The race is billed as the San Diego Rock 'n Roll Marathon to benefit the Leukemia and Lymphoma Society and the purple shirted runners from Team in Training were everywhere you looked. 4,000 runners from chapters all over the country competed and together raised over $12,000,000 to find a cure for blood cancers. That is, afterall, what this is really all about.

Tuesday, May 18, 2010

19 days and $1809 to go.

Thanks to everyone who contributed my place on the San Diego team is assured! That's the good news. Also, my calf cramps seem to be totally cured with my use of the compression stockings. But...

Now, for the "not so good" news. After my 18 mile run about 3 weeks ago, I planned an easier week with a maximum run of about 12 miles on the following weekend. I ended up walking the last two miles of that run with a muscle cramp or pain in my right hip. I haven't been able to run more than about 3 miles since that day without the pain returning. It doesn't seem to be the joint, thank goodness, but it has definitely knocked me "off my game" with the training. I may be walking a good bit of the marathon in San Diego, but I am determined to finish. The Dr. has diagnosed iliotibial band syndrome, so I am working hard to stretch and strengthen the muscles - hip abductor (tensor fascia lata), gluteus minimus, and gluteus medius - and tendons running down the right side of my right leg. I'm learning about muscles I didn't even know I had!
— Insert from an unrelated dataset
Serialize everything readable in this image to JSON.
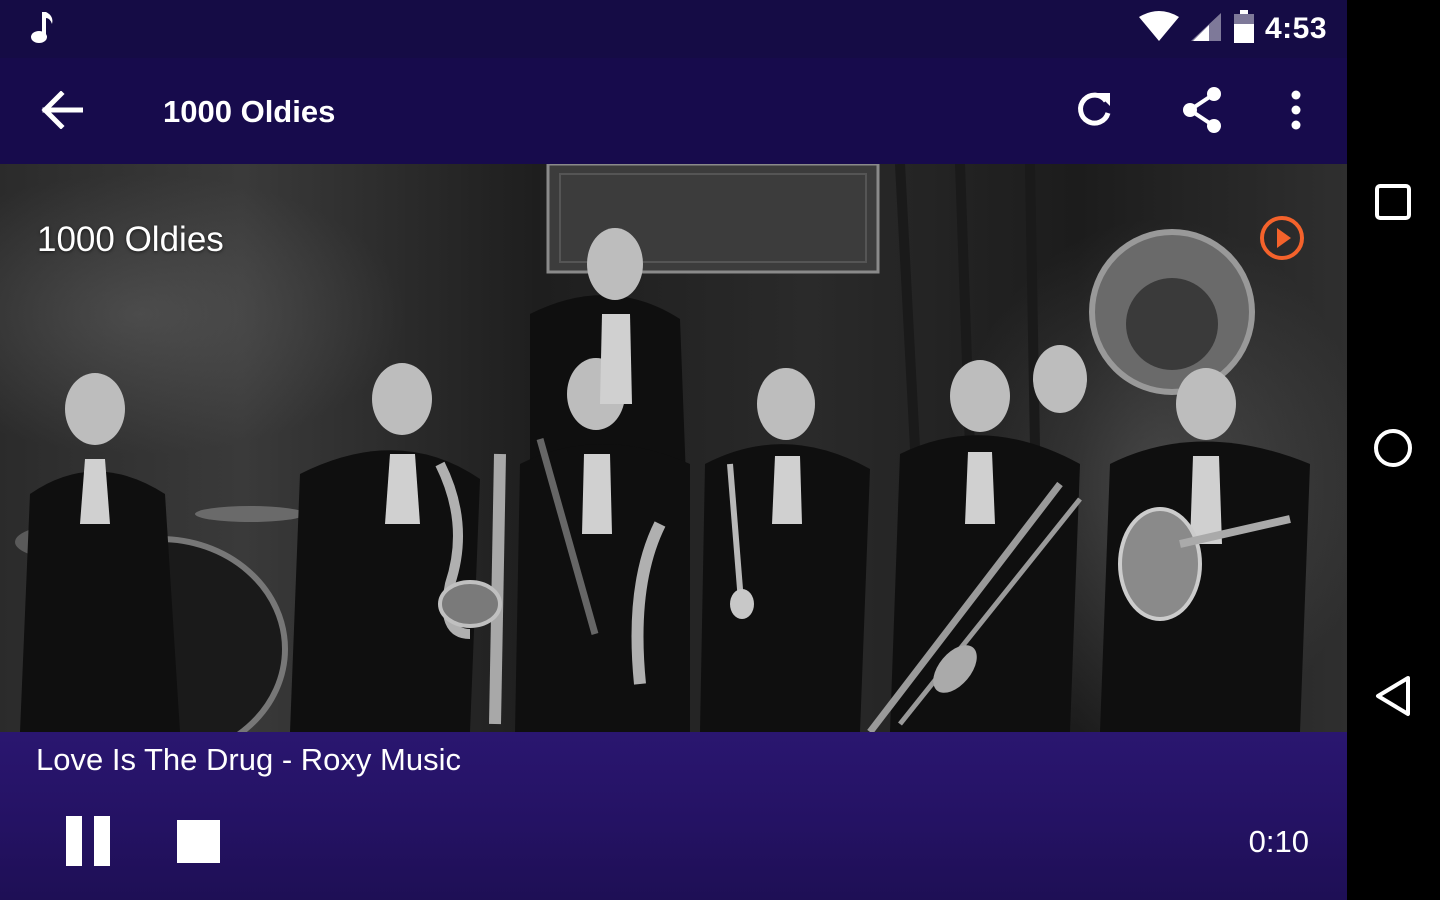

As I read the material on iliotibial band syndrome, I came across a discussion of greater trochanteric bursitis. This actually matches the symptoms I am having very closely. The cause (building mileage too quickly) also matches. The treatment is anti-inflammatories, moderate rest, and strenghthening and stretching of the muscles I mentioned above. So, that's my plan for the next 3 weeks until race day.